Led by Rutgers University’s Wireless Information Network Laboratory (WINLAB), the study describes how fine-grained channel state information (CSI) from off-the-shelf WiFi is used to first detect what material an object in a bag is made of. This CSI, which includes amplitude and phase information, is then used to calculate the dimensions of the item, whether that be the volume of liquid or the size of a metal object. According to the researchers, the low-cost system requires a WiFi device with two to three antennas and can be integrated into existing WiFi networks.
"This could have a great impact in protecting the public from dangerous objects," said Yingying (Jennifer) Chen, study co-author and a professor in the Department of Electrical and Computer Engineering in Rutgers-New Brunswick's School of Engineering. "There's a growing need for that now."

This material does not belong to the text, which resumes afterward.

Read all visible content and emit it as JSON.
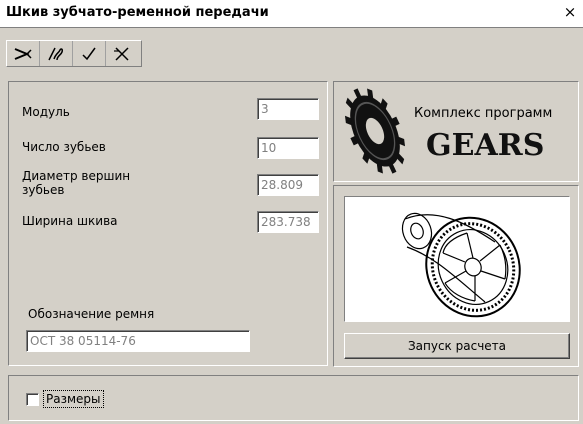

The team, which also included engineers from Indiana University-Purdue University Indianapolis (IUPUI) and Binghamton University, carried out experiments with 15 types of objects and six different types of bags. According to the paper which supports the work, the system achieved detection accuracy rates of 99 per cent for dangerous objects, 98 per cent for metal and 95 per cent for liquid. For typical backpacks, the accuracy rate exceeded 95 per cent but dropped to about 90 per cent when objects inside bags were wrapped. In comparison to screening at airports that requires special equipment and lots of manpower, the system is non-invasive and could be used to scan bags at museums, stadiums and schools.
"In large public areas, it's hard to set up expensive screening infrastructure like what's in airports," said Chen. "Manpower is always needed to check bags and we wanted to develop a complementary method to try to reduce manpower."
The research recently received a best paper award at the 2018 IEEE Conference on Communications and Network Security, which took place in Beijing.